● WHAT IS EXPECTED: Which lines in the data below contain the word "header"? Copy each of them.

● MATERIALS PROVIDED:
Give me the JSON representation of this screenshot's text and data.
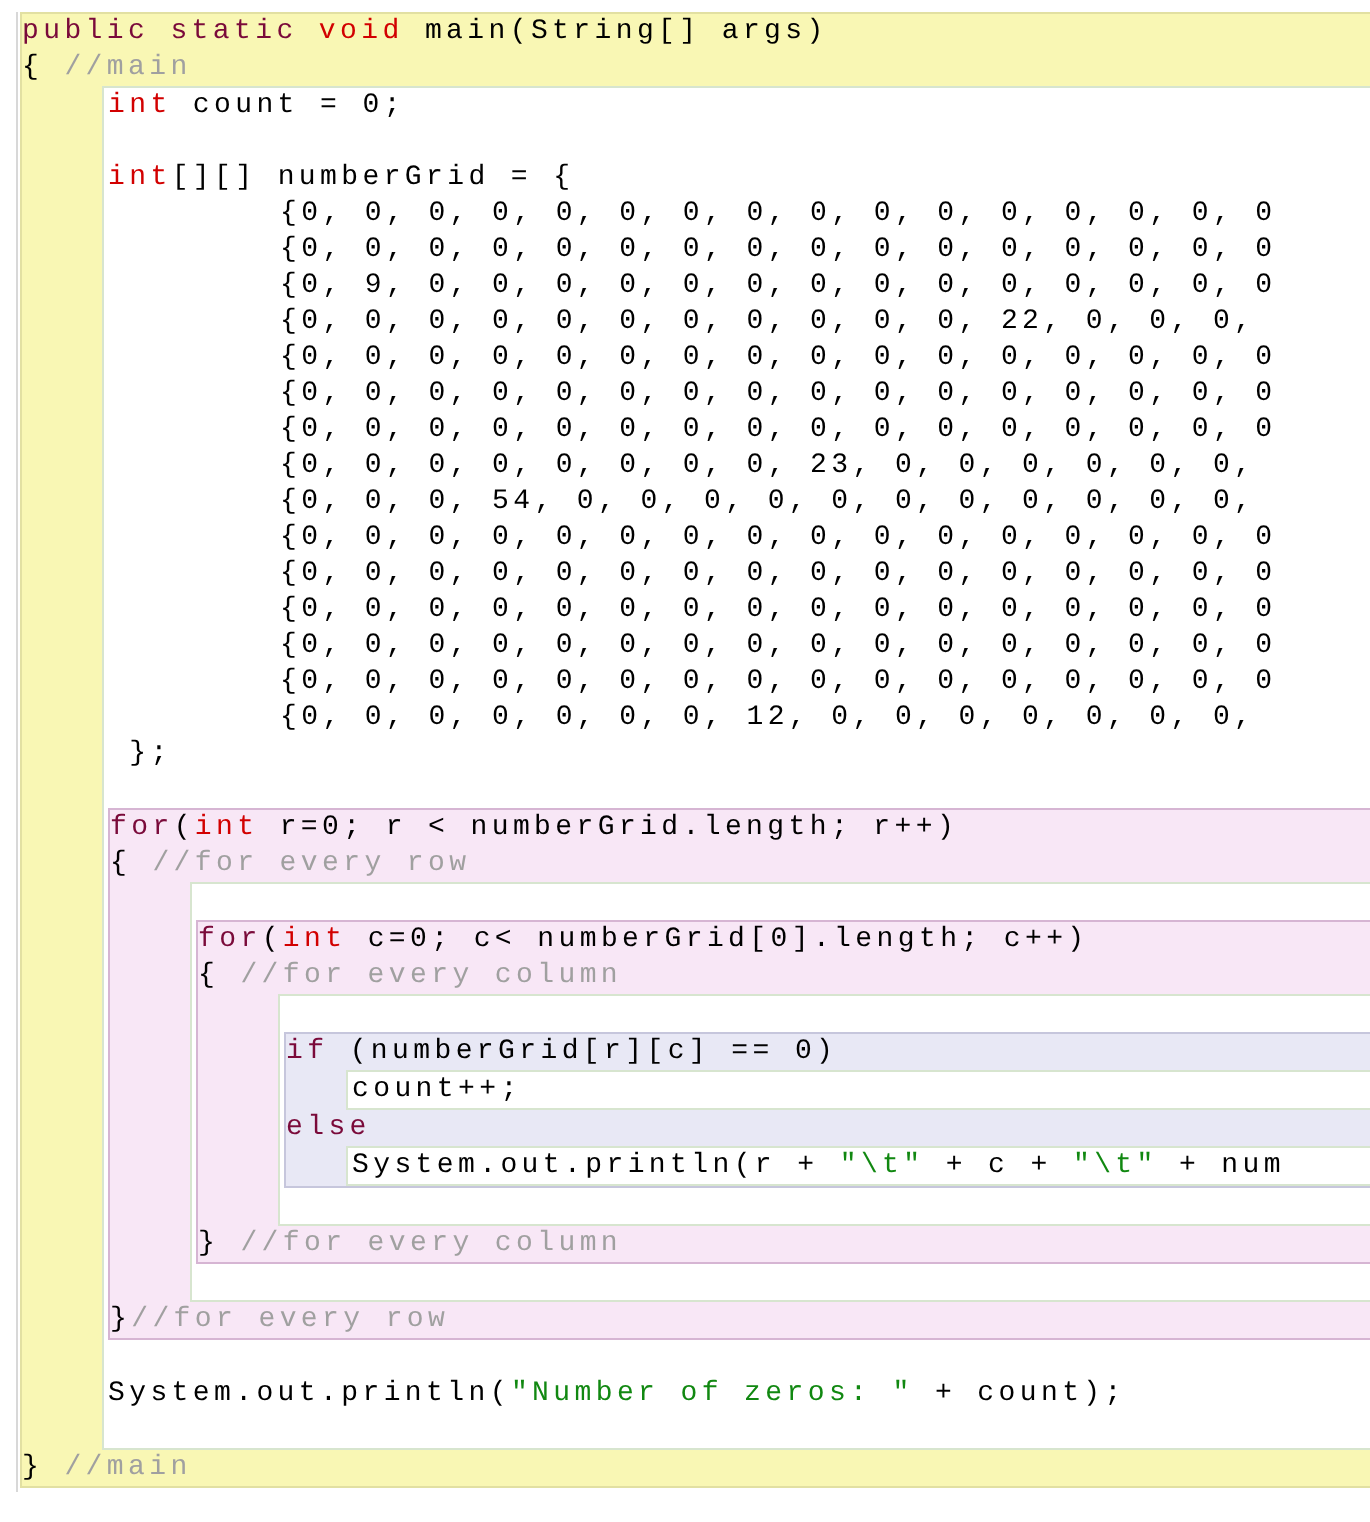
{
  "editor": {
    "scope": {
      "kind": "method",
      "sections": [
        {
          "header": [
            [
              {
                "text": "public static ",
                "kind": "keyword"
              },
              {
                "text": "void ",
                "kind": "type"
              },
              {
                "text": "main(String[] args)",
                "kind": "plain"
              }
            ],
            [
              {
                "text": "{ ",
                "kind": "plain"
              },
              {
                "text": "//main",
                "kind": "comment"
              }
            ]
          ],
          "body": [
            {
              "kind": "line",
              "tokens": [
                {
                  "text": "int ",
                  "kind": "type"
                },
                {
                  "text": "count = 0;",
                  "kind": "plain"
                }
              ]
            },
            {
              "kind": "blank"
            },
            {
              "kind": "line",
              "tokens": [
                {
                  "text": "int",
                  "kind": "type"
                },
                {
                  "text": "[][] numberGrid = {",
                  "kind": "plain"
                }
              ],
              "children": [
                {
                  "kind": "line",
                  "tokens": [
                    {
                      "text": "{0, 0, 0, 0, 0, 0, 0, 0, 0, 0, 0, 0, 0, 0, 0, 0",
                      "kind": "plain"
                    }
                  ]
                },
                {
                  "kind": "line",
                  "tokens": [
                    {
                      "text": "{0, 0, 0, 0, 0, 0, 0, 0, 0, 0, 0, 0, 0, 0, 0, 0",
                      "kind": "plain"
                    }
                  ]
                },
                {
                  "kind": "line",
                  "tokens": [
                    {
                      "text": "{0, 9, 0, 0, 0, 0, 0, 0, 0, 0, 0, 0, 0, 0, 0, 0",
                      "kind": "plain"
                    }
                  ]
                },
                {
                  "kind": "line",
                  "tokens": [
                    {
                      "text": "{0, 0, 0, 0, 0, 0, 0, 0, 0, 0, 0, 22, 0, 0, 0,",
                      "kind": "plain"
                    }
                  ]
                },
                {
                  "kind": "line",
                  "tokens": [
                    {
                      "text": "{0, 0, 0, 0, 0, 0, 0, 0, 0, 0, 0, 0, 0, 0, 0, 0",
                      "kind": "plain"
                    }
                  ]
                },
                {
                  "kind": "line",
                  "tokens": [
                    {
                      "text": "{0, 0, 0, 0, 0, 0, 0, 0, 0, 0, 0, 0, 0, 0, 0, 0",
                      "kind": "plain"
                    }
                  ]
                },
                {
                  "kind": "line",
                  "tokens": [
                    {
                      "text": "{0, 0, 0, 0, 0, 0, 0, 0, 0, 0, 0, 0, 0, 0, 0, 0",
                      "kind": "plain"
                    }
                  ]
                },
                {
                  "kind": "line",
                  "tokens": [
                    {
                      "text": "{0, 0, 0, 0, 0, 0, 0, 0, 23, 0, 0, 0, 0, 0, 0,",
                      "kind": "plain"
                    }
                  ]
                },
                {
                  "kind": "line",
                  "tokens": [
                    {
                      "text": "{0, 0, 0, 54, 0, 0, 0, 0, 0, 0, 0, 0, 0, 0, 0,",
                      "kind": "plain"
                    }
                  ]
                },
                {
                  "kind": "line",
                  "tokens": [
                    {
                      "text": "{0, 0, 0, 0, 0, 0, 0, 0, 0, 0, 0, 0, 0, 0, 0, 0",
                      "kind": "plain"
                    }
                  ]
                },
                {
                  "kind": "line",
                  "tokens": [
                    {
                      "text": "{0, 0, 0, 0, 0, 0, 0, 0, 0, 0, 0, 0, 0, 0, 0, 0",
                      "kind": "plain"
                    }
                  ]
                },
                {
                  "kind": "line",
                  "tokens": [
                    {
                      "text": "{0, 0, 0, 0, 0, 0, 0, 0, 0, 0, 0, 0, 0, 0, 0, 0",
                      "kind": "plain"
                    }
                  ]
                },
                {
                  "kind": "line",
                  "tokens": [
                    {
                      "text": "{0, 0, 0, 0, 0, 0, 0, 0, 0, 0, 0, 0, 0, 0, 0, 0",
                      "kind": "plain"
                    }
                  ]
                },
                {
                  "kind": "line",
                  "tokens": [
                    {
                      "text": "{0, 0, 0, 0, 0, 0, 0, 0, 0, 0, 0, 0, 0, 0, 0, 0",
                      "kind": "plain"
                    }
                  ]
                },
                {
                  "kind": "line",
                  "tokens": [
                    {
                      "text": "{0, 0, 0, 0, 0, 0, 0, 12, 0, 0, 0, 0, 0, 0, 0,",
                      "kind": "plain"
                    }
                  ]
                }
              ]
            },
            {
              "kind": "line",
              "tokens": [
                {
                  "text": " };",
                  "kind": "plain"
                }
              ]
            },
            {
              "kind": "blank"
            },
            {
              "kind": "loop",
              "sections": [
                {
                  "header": [
                    [
                      {
                        "text": "for",
                        "kind": "keyword"
                      },
                      {
                        "text": "(",
                        "kind": "plain"
                      },
                      {
                        "text": "int ",
                        "kind": "type"
                      },
                      {
                        "text": "r=0; r < numberGrid.length; r++)",
                        "kind": "plain"
                      }
                    ],
                    [
                      {
                        "text": "{ ",
                        "kind": "plain"
                      },
                      {
                        "text": "//for every row",
                        "kind": "comment"
                      }
                    ]
                  ],
                  "body": [
                    {
                      "kind": "blank"
                    },
                    {
                      "kind": "loop",
                      "sections": [
                        {
                          "header": [
                            [
                              {
                                "text": "for",
                                "kind": "keyword"
                              },
                              {
                                "text": "(",
                                "kind": "plain"
                              },
                              {
                                "text": "int ",
                                "kind": "type"
                              },
                              {
                                "text": "c=0; c< numberGrid[0].length; c++)",
                                "kind": "plain"
                              }
                            ],
                            [
                              {
                                "text": "{ ",
                                "kind": "plain"
                              },
                              {
                                "text": "//for every column",
                                "kind": "comment"
                              }
                            ]
                          ],
                          "body": [
                            {
                              "kind": "blank"
                            },
                            {
                              "kind": "branch",
                              "sections": [
                                {
                                  "header": [
                                    [
                                      {
                                        "text": "if ",
                                        "kind": "keyword"
                                      },
                                      {
                                        "text": "(numberGrid[r][c] == 0)",
                                        "kind": "plain"
                                      }
                                    ]
                                  ],
                                  "body": [
                                    {
                                      "kind": "line",
                                      "tokens": [
                                        {
                                          "text": "count++;",
                                          "kind": "plain"
                                        }
                                      ]
                                    }
                                  ]
                                },
                                {
                                  "header": [
                                    [
                                      {
                                        "text": "else",
                                        "kind": "keyword"
                                      }
                                    ]
                                  ],
                                  "body": [
                                    {
                                      "kind": "line",
                                      "tokens": [
                                        {
                                          "text": "System.out.println(r + ",
                                          "kind": "plain"
                                        },
                                        {
                                          "text": "\"\\t\"",
                                          "kind": "string"
                                        },
                                        {
                                          "text": " + c + ",
                                          "kind": "plain"
                                        },
                                        {
                                          "text": "\"\\t\"",
                                          "kind": "string"
                                        },
                                        {
                                          "text": " + num",
                                          "kind": "plain"
                                        }
                                      ]
                                    }
                                  ]
                                }
                              ]
                            },
                            {
                              "kind": "blank"
                            }
                          ]
                        }
                      ],
                      "footer": [
                        [
                          {
                            "text": "} ",
                            "kind": "plain"
                          },
                          {
                            "text": "//for every column",
                            "kind": "comment"
                          }
                        ]
                      ]
                    },
                    {
                      "kind": "blank"
                    }
                  ]
                }
              ],
              "footer": [
                [
                  {
                    "text": "}",
                    "kind": "plain"
                  },
                  {
                    "text": "//for every row",
                    "kind": "comment"
                  }
                ]
              ]
            },
            {
              "kind": "blank"
            },
            {
              "kind": "line",
              "tokens": [
                {
                  "text": "System.out.println(",
                  "kind": "plain"
                },
                {
                  "text": "\"Number of zeros: \"",
                  "kind": "string"
                },
                {
                  "text": " + count);",
                  "kind": "plain"
                }
              ]
            },
            {
              "kind": "blank"
            }
          ]
        }
      ],
      "footer": [
        [
          {
            "text": "} ",
            "kind": "plain"
          },
          {
            "text": "//main",
            "kind": "comment"
          }
        ]
      ]
    }
  }
}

● ANSWER TO THIS PROBLEM:
          "header": [
                  "header": [
                          "header": [
                                  "header": [
                                  "header": [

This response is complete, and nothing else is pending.